[Work instructions] Beginning with the line that contains "Parse this screenshot: output" and ending with the last line of the records, write out each line exactly and omit the pictures.

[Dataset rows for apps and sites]
□ □ □
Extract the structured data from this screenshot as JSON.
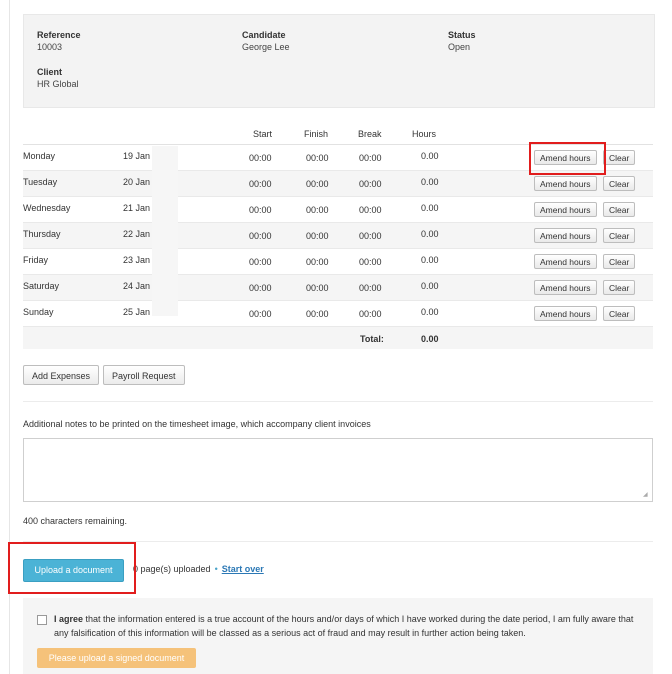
{
  "info": {
    "reference_label": "Reference",
    "reference_value": "10003",
    "candidate_label": "Candidate",
    "candidate_value": "George Lee",
    "status_label": "Status",
    "status_value": "Open",
    "client_label": "Client",
    "client_value": "HR Global"
  },
  "table": {
    "headers": {
      "start": "Start",
      "finish": "Finish",
      "break": "Break",
      "hours": "Hours"
    },
    "rows": [
      {
        "day": "Monday",
        "date": "19 Jan",
        "start": "00:00",
        "finish": "00:00",
        "break": "00:00",
        "hours": "0.00"
      },
      {
        "day": "Tuesday",
        "date": "20 Jan",
        "start": "00:00",
        "finish": "00:00",
        "break": "00:00",
        "hours": "0.00"
      },
      {
        "day": "Wednesday",
        "date": "21 Jan",
        "start": "00:00",
        "finish": "00:00",
        "break": "00:00",
        "hours": "0.00"
      },
      {
        "day": "Thursday",
        "date": "22 Jan",
        "start": "00:00",
        "finish": "00:00",
        "break": "00:00",
        "hours": "0.00"
      },
      {
        "day": "Friday",
        "date": "23 Jan",
        "start": "00:00",
        "finish": "00:00",
        "break": "00:00",
        "hours": "0.00"
      },
      {
        "day": "Saturday",
        "date": "24 Jan",
        "start": "00:00",
        "finish": "00:00",
        "break": "00:00",
        "hours": "0.00"
      },
      {
        "day": "Sunday",
        "date": "25 Jan",
        "start": "00:00",
        "finish": "00:00",
        "break": "00:00",
        "hours": "0.00"
      }
    ],
    "amend_label": "Amend hours",
    "clear_label": "Clear",
    "total_label": "Total:",
    "total_value": "0.00"
  },
  "actions": {
    "add_expenses": "Add Expenses",
    "payroll_request": "Payroll Request"
  },
  "notes": {
    "label": "Additional notes to be printed on the timesheet image, which accompany client invoices",
    "value": "",
    "remaining": "400 characters remaining."
  },
  "upload": {
    "button": "Upload a document",
    "status": "0 page(s) uploaded",
    "separator": "•",
    "start_over": "Start over"
  },
  "agreement": {
    "bold": "I agree",
    "text": " that the information entered is a true account of the hours and/or days of which I have worked during the date period, I am fully aware that any falsification of this information will be classed as a serious act of fraud and may result in further action being taken.",
    "signed_button": "Please upload a signed document"
  },
  "colors": {
    "upload_button": "#4bb3d6",
    "signed_button": "#f5c27a",
    "highlight": "#e11d1d",
    "link": "#2b78b5"
  }
}
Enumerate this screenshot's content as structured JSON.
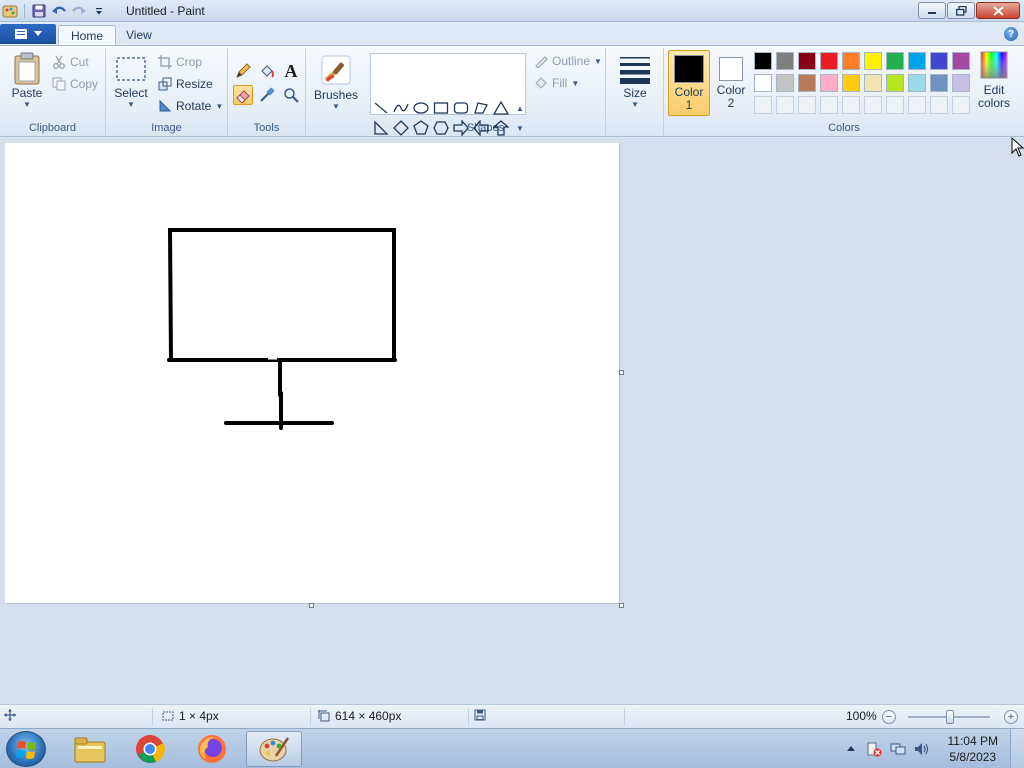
{
  "window": {
    "title": "Untitled - Paint"
  },
  "tabs": {
    "home": "Home",
    "view": "View",
    "help": "?"
  },
  "clipboard": {
    "paste": "Paste",
    "cut": "Cut",
    "copy": "Copy",
    "label": "Clipboard"
  },
  "image": {
    "select": "Select",
    "crop": "Crop",
    "resize": "Resize",
    "rotate": "Rotate",
    "label": "Image"
  },
  "tools": {
    "label": "Tools",
    "text_tool": "A"
  },
  "brushes": {
    "label": "Brushes"
  },
  "shapes": {
    "outline": "Outline",
    "fill": "Fill",
    "label": "Shapes"
  },
  "size": {
    "label": "Size"
  },
  "colors": {
    "color1_line1": "Color",
    "color1_line2": "1",
    "color2_line1": "Color",
    "color2_line2": "2",
    "color1_value": "#000000",
    "color2_value": "#ffffff",
    "edit_line1": "Edit",
    "edit_line2": "colors",
    "label": "Colors",
    "palette_row1": [
      "#000000",
      "#7f7f7f",
      "#880015",
      "#ed1c24",
      "#ff7f27",
      "#fff200",
      "#22b14c",
      "#00a2e8",
      "#3f48cc",
      "#a349a4"
    ],
    "palette_row2": [
      "#ffffff",
      "#c3c3c3",
      "#b97a57",
      "#ffaec9",
      "#ffc90e",
      "#efe4b0",
      "#b5e61d",
      "#99d9ea",
      "#7092be",
      "#c8bfe7"
    ]
  },
  "status": {
    "selection_size": "1 × 4px",
    "canvas_size": "614 × 460px",
    "zoom": "100%"
  },
  "taskbar": {
    "time": "11:04 PM",
    "date": "5/8/2023"
  }
}
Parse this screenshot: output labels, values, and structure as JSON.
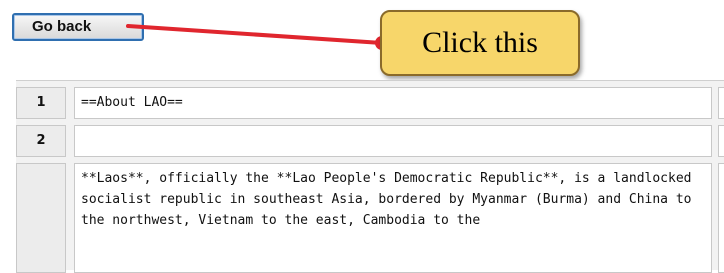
{
  "toolbar": {
    "go_back_label": "Go back"
  },
  "callout": {
    "text": "Click this"
  },
  "colors": {
    "arrow": "#e0262e",
    "callout_bg": "#f7d66a",
    "button_border": "#2f6fb0"
  },
  "rows": [
    {
      "num": "1",
      "text": "==About LAO=="
    },
    {
      "num": "2",
      "text": ""
    },
    {
      "num": "",
      "text": "**Laos**, officially the **Lao People's Democratic Republic**, is a landlocked socialist republic in southeast Asia, bordered by Myanmar (Burma) and China to the northwest, Vietnam to the east, Cambodia to the"
    }
  ]
}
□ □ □
[Exercise response]
Parse this screenshot: output labels, values, and structure as JSON.
{
  "toolbar": {
    "go_back_label": "Go back"
  },
  "callout": {
    "text": "Click this"
  },
  "colors": {
    "arrow": "#e0262e",
    "callout_bg": "#f7d66a",
    "button_border": "#2f6fb0"
  },
  "rows": [
    {
      "num": "1",
      "text": "==About LAO=="
    },
    {
      "num": "2",
      "text": ""
    },
    {
      "num": "",
      "text": "**Laos**, officially the **Lao People's Democratic Republic**, is a landlocked socialist republic in southeast Asia, bordered by Myanmar (Burma) and China to the northwest, Vietnam to the east, Cambodia to the"
    }
  ]
}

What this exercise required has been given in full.